Grégory Marchand’s restaurant Frenchie has become legendary not just for the quality of its food, but for the almost superhuman effort required to secure a table in the tiny dining room. Luckily there is Frenchie Bar à Vins across the street, where you can sample his Anglo-influenced take on bistro cooking without a reservation.
Showing up just after 7pm, we were able to take our pick of the high tables, some of which already had a few occupants. This is the sort of place where neighbours quickly become friends, and before long we were exchanging cards and even bites of food with the Japanese-French group on our left and the journalist from New York on our right.
Divided into categories such as meat, fish and antipasti, with two or three small plates on offer for each, the menu encourages nibbling and sharing. Burrata, a bit of a cliché on Paris bistro menus this year, came with slices of boudin noir (black pudding) and one of the chutneys for which Marchand has become famous, made here with apple. There wasn’t a lot of boudin in relation to the wobbly cloud of cheese, but the balance seemed right and the chutney added a welcome sweet-sour note. The adventurous-sounding tête de cochon (pig’s head) turned out to be mostly pork cheek, served with a dab of creamy parsnip purée, white coco beans and girolle mushrooms. Continuing with the piggy theme, we ordered the pulled pork sandwich, a classic from the American south. Served on a brioche bun, the shredded meat seasoned with vinegar and smoky barbecue sauce turned out to be so addictive that we asked for another one, and would happily have returned the next day to eat two more.
To finish, a very intense chocolate pot de crème came topped with a drizzling of potent olive oil that to us seemed out of place in a dessert. A seasonal dessert, pannacotta with sage and lemon, wouldn’t have won a beauty contest but the flavour made up for it. The perfectly bilingual waiter suggested a white wine from Savoie (the Berlioz Chignin) to accompany our meal, which pleasantly surprised the wine expert in our group.
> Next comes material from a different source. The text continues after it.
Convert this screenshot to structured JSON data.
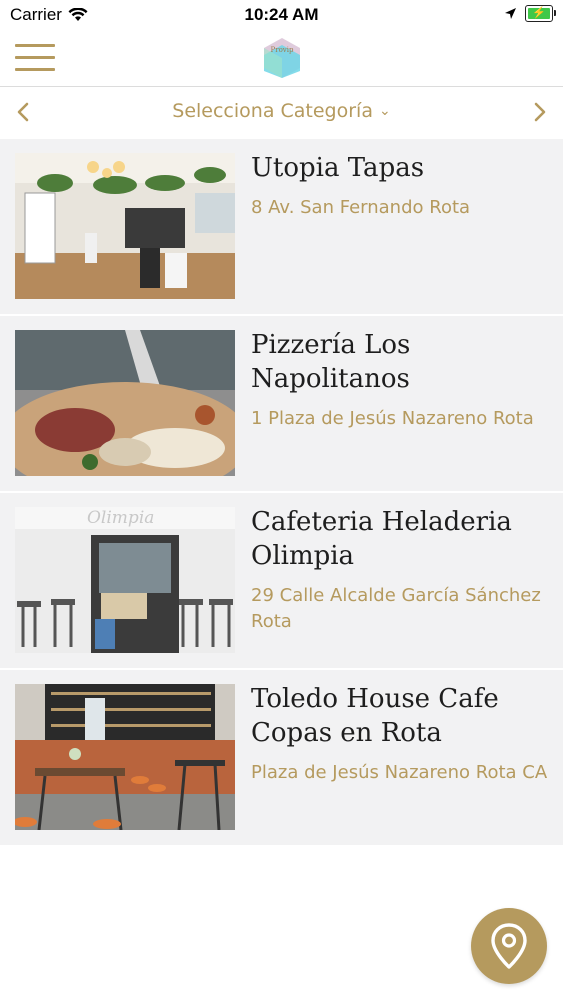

Frenchie isn’t exactly cheap when you add it all up at the end, but it’s hard to think of a better spot for an impromptu meal with old and new friends.